**Assignment:** Every entry is to be reproduced word for word, but the images are not.

——————

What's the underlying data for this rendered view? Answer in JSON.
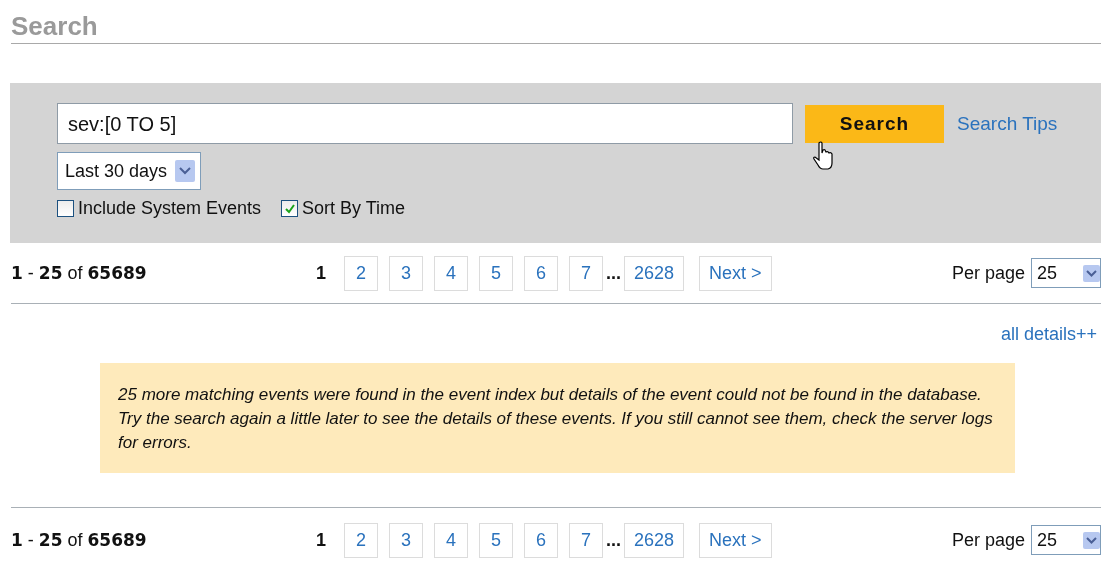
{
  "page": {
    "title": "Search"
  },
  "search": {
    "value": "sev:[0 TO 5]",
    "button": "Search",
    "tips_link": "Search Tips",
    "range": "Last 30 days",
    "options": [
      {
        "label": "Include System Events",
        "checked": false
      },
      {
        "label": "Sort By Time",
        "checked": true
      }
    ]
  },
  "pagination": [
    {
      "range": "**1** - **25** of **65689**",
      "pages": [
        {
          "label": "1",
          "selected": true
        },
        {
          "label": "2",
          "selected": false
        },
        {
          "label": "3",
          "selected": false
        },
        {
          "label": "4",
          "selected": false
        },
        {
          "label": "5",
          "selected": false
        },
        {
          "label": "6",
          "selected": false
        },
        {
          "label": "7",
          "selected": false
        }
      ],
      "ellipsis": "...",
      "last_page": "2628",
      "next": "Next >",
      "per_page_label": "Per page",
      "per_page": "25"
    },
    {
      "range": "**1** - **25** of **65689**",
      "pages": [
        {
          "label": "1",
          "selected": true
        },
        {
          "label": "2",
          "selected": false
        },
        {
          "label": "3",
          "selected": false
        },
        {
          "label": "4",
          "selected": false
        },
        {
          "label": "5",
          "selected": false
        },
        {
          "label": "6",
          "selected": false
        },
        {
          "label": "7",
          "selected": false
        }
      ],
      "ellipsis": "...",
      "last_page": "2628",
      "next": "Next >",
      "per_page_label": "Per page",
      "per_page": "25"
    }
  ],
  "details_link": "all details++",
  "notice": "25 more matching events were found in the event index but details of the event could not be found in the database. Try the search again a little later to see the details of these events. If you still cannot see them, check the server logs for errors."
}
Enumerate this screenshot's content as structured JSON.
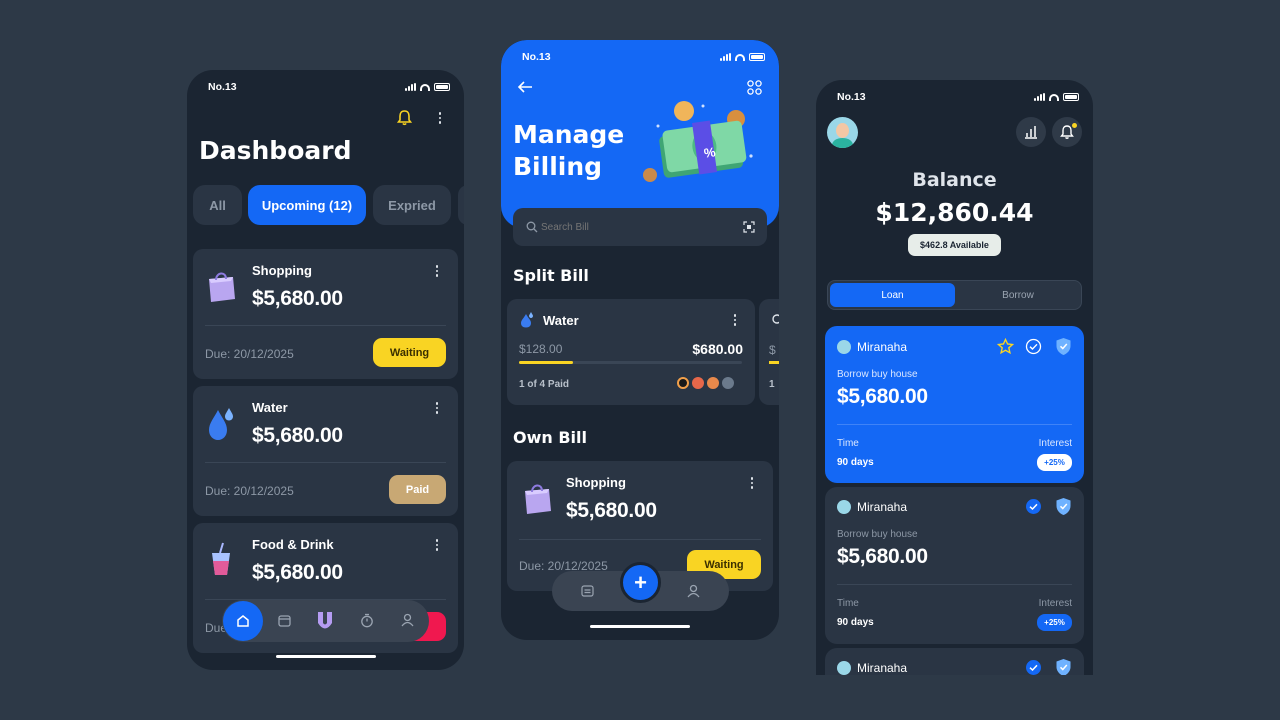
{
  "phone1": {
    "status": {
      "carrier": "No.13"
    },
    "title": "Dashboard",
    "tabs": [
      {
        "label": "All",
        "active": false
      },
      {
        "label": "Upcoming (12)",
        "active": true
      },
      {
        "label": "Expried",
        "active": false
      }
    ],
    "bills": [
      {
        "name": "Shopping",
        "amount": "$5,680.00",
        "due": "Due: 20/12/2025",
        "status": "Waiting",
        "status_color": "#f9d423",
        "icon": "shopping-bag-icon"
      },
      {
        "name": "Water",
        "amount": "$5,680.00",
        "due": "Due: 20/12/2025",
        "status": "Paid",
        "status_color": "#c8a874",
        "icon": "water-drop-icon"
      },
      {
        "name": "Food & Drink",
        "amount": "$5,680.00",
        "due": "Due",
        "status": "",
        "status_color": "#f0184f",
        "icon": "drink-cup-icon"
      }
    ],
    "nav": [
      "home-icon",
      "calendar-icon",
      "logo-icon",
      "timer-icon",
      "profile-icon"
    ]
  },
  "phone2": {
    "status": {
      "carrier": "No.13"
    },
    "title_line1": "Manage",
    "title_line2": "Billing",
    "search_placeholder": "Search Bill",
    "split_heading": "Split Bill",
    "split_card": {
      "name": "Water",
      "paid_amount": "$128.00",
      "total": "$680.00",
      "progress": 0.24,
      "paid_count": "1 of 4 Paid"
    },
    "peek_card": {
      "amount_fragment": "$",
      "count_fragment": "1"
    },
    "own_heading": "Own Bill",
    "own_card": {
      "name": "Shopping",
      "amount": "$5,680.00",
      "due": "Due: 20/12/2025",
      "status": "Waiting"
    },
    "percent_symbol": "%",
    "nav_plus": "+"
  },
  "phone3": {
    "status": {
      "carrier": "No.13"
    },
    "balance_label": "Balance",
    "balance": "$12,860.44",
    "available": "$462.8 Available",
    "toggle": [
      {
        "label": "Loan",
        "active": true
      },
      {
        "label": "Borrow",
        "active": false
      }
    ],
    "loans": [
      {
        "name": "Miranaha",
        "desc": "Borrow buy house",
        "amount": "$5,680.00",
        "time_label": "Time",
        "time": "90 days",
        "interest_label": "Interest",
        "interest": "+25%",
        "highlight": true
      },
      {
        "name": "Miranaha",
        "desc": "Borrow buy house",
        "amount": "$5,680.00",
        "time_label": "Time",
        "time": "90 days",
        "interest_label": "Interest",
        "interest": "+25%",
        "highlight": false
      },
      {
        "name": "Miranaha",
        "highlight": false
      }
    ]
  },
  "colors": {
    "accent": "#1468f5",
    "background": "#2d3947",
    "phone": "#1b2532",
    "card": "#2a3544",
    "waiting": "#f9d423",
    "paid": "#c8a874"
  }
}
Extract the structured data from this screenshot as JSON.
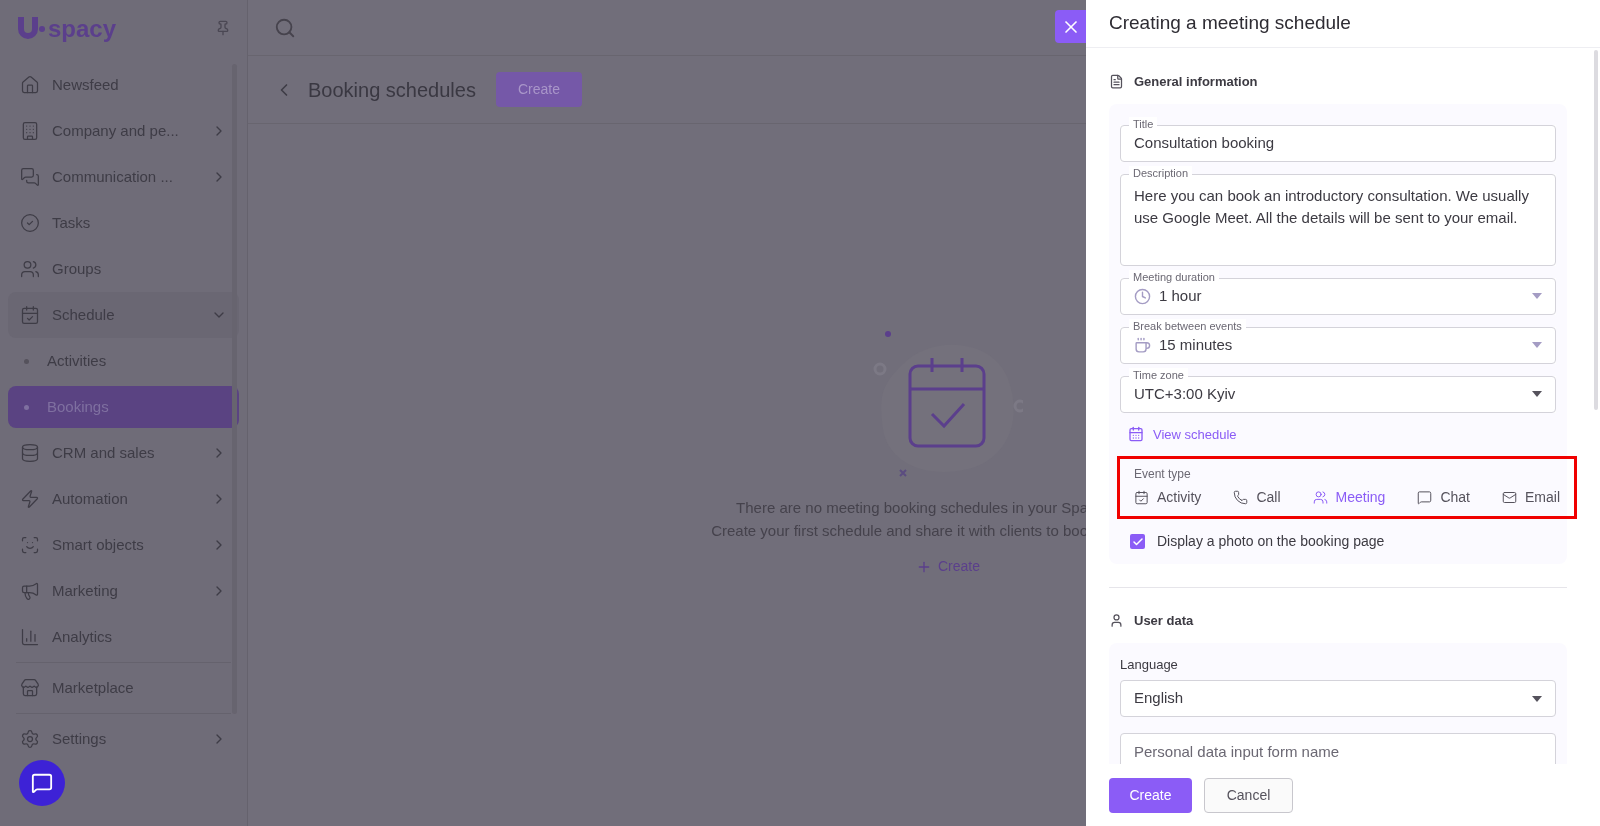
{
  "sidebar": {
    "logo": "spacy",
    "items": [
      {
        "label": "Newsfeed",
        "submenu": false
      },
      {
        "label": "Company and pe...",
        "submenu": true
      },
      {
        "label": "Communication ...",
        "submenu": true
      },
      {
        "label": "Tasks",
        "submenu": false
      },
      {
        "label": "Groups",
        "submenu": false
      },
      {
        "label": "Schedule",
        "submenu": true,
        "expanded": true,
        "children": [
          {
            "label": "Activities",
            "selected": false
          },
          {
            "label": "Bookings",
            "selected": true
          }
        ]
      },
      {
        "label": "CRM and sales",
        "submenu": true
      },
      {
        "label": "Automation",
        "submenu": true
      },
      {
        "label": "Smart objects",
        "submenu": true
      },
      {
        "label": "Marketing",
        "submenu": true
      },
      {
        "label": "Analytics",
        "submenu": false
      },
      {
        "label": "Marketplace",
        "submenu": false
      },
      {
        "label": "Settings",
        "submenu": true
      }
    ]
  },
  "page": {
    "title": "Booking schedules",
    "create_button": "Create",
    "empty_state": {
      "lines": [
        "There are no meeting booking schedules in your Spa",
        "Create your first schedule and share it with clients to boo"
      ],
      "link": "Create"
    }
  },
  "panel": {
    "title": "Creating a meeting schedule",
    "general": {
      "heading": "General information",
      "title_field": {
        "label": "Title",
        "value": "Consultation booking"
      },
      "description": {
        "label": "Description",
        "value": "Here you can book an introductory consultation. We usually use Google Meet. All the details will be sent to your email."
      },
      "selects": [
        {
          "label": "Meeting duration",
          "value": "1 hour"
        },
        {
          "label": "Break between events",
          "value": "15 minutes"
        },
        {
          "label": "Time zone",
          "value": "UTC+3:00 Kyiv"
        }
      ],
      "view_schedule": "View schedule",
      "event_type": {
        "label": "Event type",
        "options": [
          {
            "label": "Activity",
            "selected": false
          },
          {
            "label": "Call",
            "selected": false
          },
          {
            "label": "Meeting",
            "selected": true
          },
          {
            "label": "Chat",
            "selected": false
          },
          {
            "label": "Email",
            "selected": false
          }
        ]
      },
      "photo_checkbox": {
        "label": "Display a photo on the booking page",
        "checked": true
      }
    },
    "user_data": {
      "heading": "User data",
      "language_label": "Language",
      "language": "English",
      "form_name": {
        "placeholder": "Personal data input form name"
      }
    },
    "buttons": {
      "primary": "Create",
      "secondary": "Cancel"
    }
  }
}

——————

**Task result:**
What's the underlying data for this rendered view? Answer in JSON.
{
  "page": {
    "title": "Search"
  },
  "search": {
    "value": "sev:[0 TO 5]",
    "button": "Search",
    "tips_link": "Search Tips",
    "range": "Last 30 days",
    "options": [
      {
        "label": "Include System Events",
        "checked": false
      },
      {
        "label": "Sort By Time",
        "checked": true
      }
    ]
  },
  "pagination": [
    {
      "range": "**1** - **25** of **65689**",
      "pages": [
        {
          "label": "1",
          "selected": true
        },
        {
          "label": "2",
          "selected": false
        },
        {
          "label": "3",
          "selected": false
        },
        {
          "label": "4",
          "selected": false
        },
        {
          "label": "5",
          "selected": false
        },
        {
          "label": "6",
          "selected": false
        },
        {
          "label": "7",
          "selected": false
        }
      ],
      "ellipsis": "...",
      "last_page": "2628",
      "next": "Next >",
      "per_page_label": "Per page",
      "per_page": "25"
    },
    {
      "range": "**1** - **25** of **65689**",
      "pages": [
        {
          "label": "1",
          "selected": true
        },
        {
          "label": "2",
          "selected": false
        },
        {
          "label": "3",
          "selected": false
        },
        {
          "label": "4",
          "selected": false
        },
        {
          "label": "5",
          "selected": false
        },
        {
          "label": "6",
          "selected": false
        },
        {
          "label": "7",
          "selected": false
        }
      ],
      "ellipsis": "...",
      "last_page": "2628",
      "next": "Next >",
      "per_page_label": "Per page",
      "per_page": "25"
    }
  ],
  "details_link": "all details++",
  "notice": "25 more matching events were found in the event index but details of the event could not be found in the database. Try the search again a little later to see the details of these events. If you still cannot see them, check the server logs for errors."
}
Enumerate this screenshot's content as structured JSON.
{
  "phone1": {
    "status": {
      "carrier": "No.13"
    },
    "title": "Dashboard",
    "tabs": [
      {
        "label": "All",
        "active": false
      },
      {
        "label": "Upcoming (12)",
        "active": true
      },
      {
        "label": "Expried",
        "active": false
      }
    ],
    "bills": [
      {
        "name": "Shopping",
        "amount": "$5,680.00",
        "due": "Due: 20/12/2025",
        "status": "Waiting",
        "status_color": "#f9d423",
        "icon": "shopping-bag-icon"
      },
      {
        "name": "Water",
        "amount": "$5,680.00",
        "due": "Due: 20/12/2025",
        "status": "Paid",
        "status_color": "#c8a874",
        "icon": "water-drop-icon"
      },
      {
        "name": "Food & Drink",
        "amount": "$5,680.00",
        "due": "Due",
        "status": "",
        "status_color": "#f0184f",
        "icon": "drink-cup-icon"
      }
    ],
    "nav": [
      "home-icon",
      "calendar-icon",
      "logo-icon",
      "timer-icon",
      "profile-icon"
    ]
  },
  "phone2": {
    "status": {
      "carrier": "No.13"
    },
    "title_line1": "Manage",
    "title_line2": "Billing",
    "search_placeholder": "Search Bill",
    "split_heading": "Split Bill",
    "split_card": {
      "name": "Water",
      "paid_amount": "$128.00",
      "total": "$680.00",
      "progress": 0.24,
      "paid_count": "1 of 4 Paid"
    },
    "peek_card": {
      "amount_fragment": "$",
      "count_fragment": "1"
    },
    "own_heading": "Own Bill",
    "own_card": {
      "name": "Shopping",
      "amount": "$5,680.00",
      "due": "Due: 20/12/2025",
      "status": "Waiting"
    },
    "percent_symbol": "%",
    "nav_plus": "+"
  },
  "phone3": {
    "status": {
      "carrier": "No.13"
    },
    "balance_label": "Balance",
    "balance": "$12,860.44",
    "available": "$462.8 Available",
    "toggle": [
      {
        "label": "Loan",
        "active": true
      },
      {
        "label": "Borrow",
        "active": false
      }
    ],
    "loans": [
      {
        "name": "Miranaha",
        "desc": "Borrow buy house",
        "amount": "$5,680.00",
        "time_label": "Time",
        "time": "90 days",
        "interest_label": "Interest",
        "interest": "+25%",
        "highlight": true
      },
      {
        "name": "Miranaha",
        "desc": "Borrow buy house",
        "amount": "$5,680.00",
        "time_label": "Time",
        "time": "90 days",
        "interest_label": "Interest",
        "interest": "+25%",
        "highlight": false
      },
      {
        "name": "Miranaha",
        "highlight": false
      }
    ]
  },
  "colors": {
    "accent": "#1468f5",
    "background": "#2d3947",
    "phone": "#1b2532",
    "card": "#2a3544",
    "waiting": "#f9d423",
    "paid": "#c8a874"
  }
}
Extract the structured data from this screenshot as JSON.
{
  "sidebar": {
    "logo": "spacy",
    "items": [
      {
        "label": "Newsfeed",
        "submenu": false
      },
      {
        "label": "Company and pe...",
        "submenu": true
      },
      {
        "label": "Communication ...",
        "submenu": true
      },
      {
        "label": "Tasks",
        "submenu": false
      },
      {
        "label": "Groups",
        "submenu": false
      },
      {
        "label": "Schedule",
        "submenu": true,
        "expanded": true,
        "children": [
          {
            "label": "Activities",
            "selected": false
          },
          {
            "label": "Bookings",
            "selected": true
          }
        ]
      },
      {
        "label": "CRM and sales",
        "submenu": true
      },
      {
        "label": "Automation",
        "submenu": true
      },
      {
        "label": "Smart objects",
        "submenu": true
      },
      {
        "label": "Marketing",
        "submenu": true
      },
      {
        "label": "Analytics",
        "submenu": false
      },
      {
        "label": "Marketplace",
        "submenu": false
      },
      {
        "label": "Settings",
        "submenu": true
      }
    ]
  },
  "page": {
    "title": "Booking schedules",
    "create_button": "Create",
    "empty_state": {
      "lines": [
        "There are no meeting booking schedules in your Spa",
        "Create your first schedule and share it with clients to boo"
      ],
      "link": "Create"
    }
  },
  "panel": {
    "title": "Creating a meeting schedule",
    "general": {
      "heading": "General information",
      "title_field": {
        "label": "Title",
        "value": "Consultation booking"
      },
      "description": {
        "label": "Description",
        "value": "Here you can book an introductory consultation. We usually use Google Meet. All the details will be sent to your email."
      },
      "selects": [
        {
          "label": "Meeting duration",
          "value": "1 hour"
        },
        {
          "label": "Break between events",
          "value": "15 minutes"
        },
        {
          "label": "Time zone",
          "value": "UTC+3:00 Kyiv"
        }
      ],
      "view_schedule": "View schedule",
      "event_type": {
        "label": "Event type",
        "options": [
          {
            "label": "Activity",
            "selected": false
          },
          {
            "label": "Call",
            "selected": false
          },
          {
            "label": "Meeting",
            "selected": true
          },
          {
            "label": "Chat",
            "selected": false
          },
          {
            "label": "Email",
            "selected": false
          }
        ]
      },
      "photo_checkbox": {
        "label": "Display a photo on the booking page",
        "checked": true
      }
    },
    "user_data": {
      "heading": "User data",
      "language_label": "Language",
      "language": "English",
      "form_name": {
        "placeholder": "Personal data input form name"
      }
    },
    "buttons": {
      "primary": "Create",
      "secondary": "Cancel"
    }
  }
}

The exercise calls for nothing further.